— About this task —
Without the images, reproduce every entry exactly.

Data records
******

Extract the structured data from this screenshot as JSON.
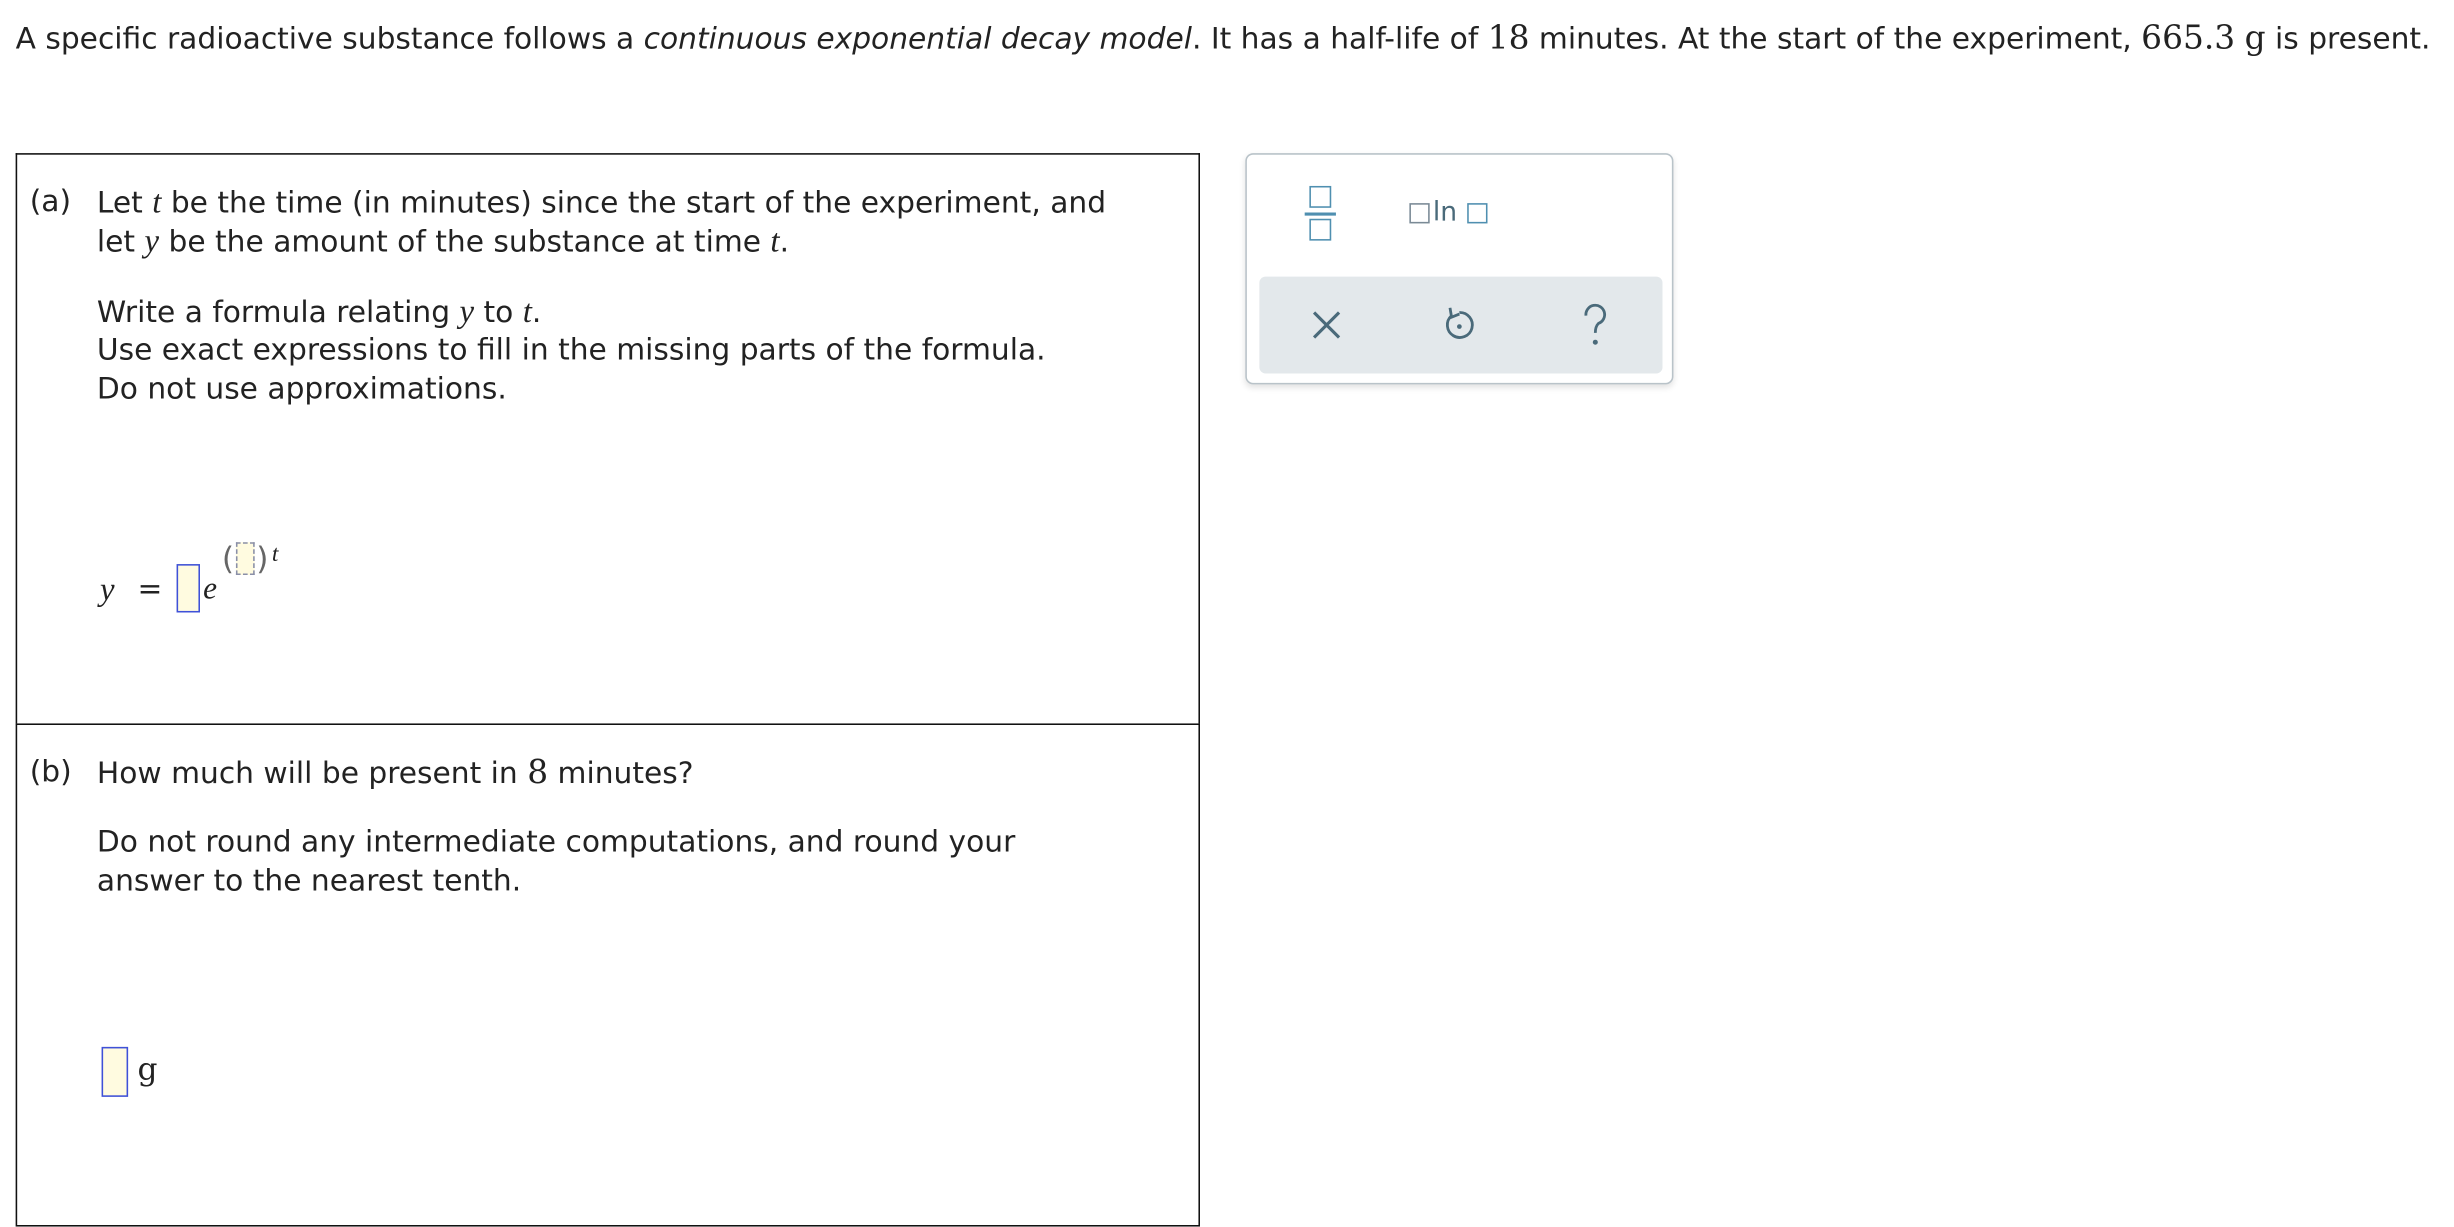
{
  "intro": {
    "t1": "A specific radioactive substance follows a ",
    "model": "continuous exponential decay model",
    "t2": ". It has a half-life of ",
    "half_life": "18",
    "t3": " minutes. At the start of the experiment, ",
    "initial_amount": "665.3",
    "t4": " ",
    "unit": "g",
    "t5": " is present."
  },
  "part_a": {
    "label": "(a)",
    "l1_a": "Let ",
    "var_t": "t",
    "l1_b": " be the time (in minutes) since the start of the experiment, and",
    "l2_a": "let ",
    "var_y": "y",
    "l2_b": " be the amount of the substance at time ",
    "l2_t": "t",
    "l2_c": ".",
    "l3_a": "Write a formula relating ",
    "l3_y": "y",
    "l3_b": " to ",
    "l3_t": "t",
    "l3_c": ".",
    "l4": "Use exact expressions to fill in the missing parts of the formula.",
    "l5": "Do not use approximations.",
    "formula": {
      "lhs": "y",
      "eq": "=",
      "base": "e",
      "exp_var": "t"
    }
  },
  "part_b": {
    "label": "(b)",
    "q_a": "How much will be present in ",
    "minutes": "8",
    "q_b": " minutes?",
    "inst1": "Do not round any intermediate computations, and round your",
    "inst2": "answer to the nearest tenth.",
    "unit": "g"
  },
  "palette": {
    "ln_label": "ln",
    "tools": [
      "fraction-icon",
      "ln-icon",
      "clear-icon",
      "undo-icon",
      "help-icon"
    ]
  },
  "colors": {
    "answer_border": "#3f51d8",
    "answer_fill": "#fffbe0",
    "palette_icon": "#4f8fb0",
    "palette_bar": "#e3e8eb",
    "action_icon": "#4a6a7a"
  }
}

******

— Task output —
Extract the structured data from this screenshot as JSON.
{
  "intro": {
    "t1": "A specific radioactive substance follows a ",
    "model": "continuous exponential decay model",
    "t2": ". It has a half-life of ",
    "half_life": "18",
    "t3": " minutes. At the start of the experiment, ",
    "initial_amount": "665.3",
    "t4": " ",
    "unit": "g",
    "t5": " is present."
  },
  "part_a": {
    "label": "(a)",
    "l1_a": "Let ",
    "var_t": "t",
    "l1_b": " be the time (in minutes) since the start of the experiment, and",
    "l2_a": "let ",
    "var_y": "y",
    "l2_b": " be the amount of the substance at time ",
    "l2_t": "t",
    "l2_c": ".",
    "l3_a": "Write a formula relating ",
    "l3_y": "y",
    "l3_b": " to ",
    "l3_t": "t",
    "l3_c": ".",
    "l4": "Use exact expressions to fill in the missing parts of the formula.",
    "l5": "Do not use approximations.",
    "formula": {
      "lhs": "y",
      "eq": "=",
      "base": "e",
      "exp_var": "t"
    }
  },
  "part_b": {
    "label": "(b)",
    "q_a": "How much will be present in ",
    "minutes": "8",
    "q_b": " minutes?",
    "inst1": "Do not round any intermediate computations, and round your",
    "inst2": "answer to the nearest tenth.",
    "unit": "g"
  },
  "palette": {
    "ln_label": "ln",
    "tools": [
      "fraction-icon",
      "ln-icon",
      "clear-icon",
      "undo-icon",
      "help-icon"
    ]
  },
  "colors": {
    "answer_border": "#3f51d8",
    "answer_fill": "#fffbe0",
    "palette_icon": "#4f8fb0",
    "palette_bar": "#e3e8eb",
    "action_icon": "#4a6a7a"
  }
}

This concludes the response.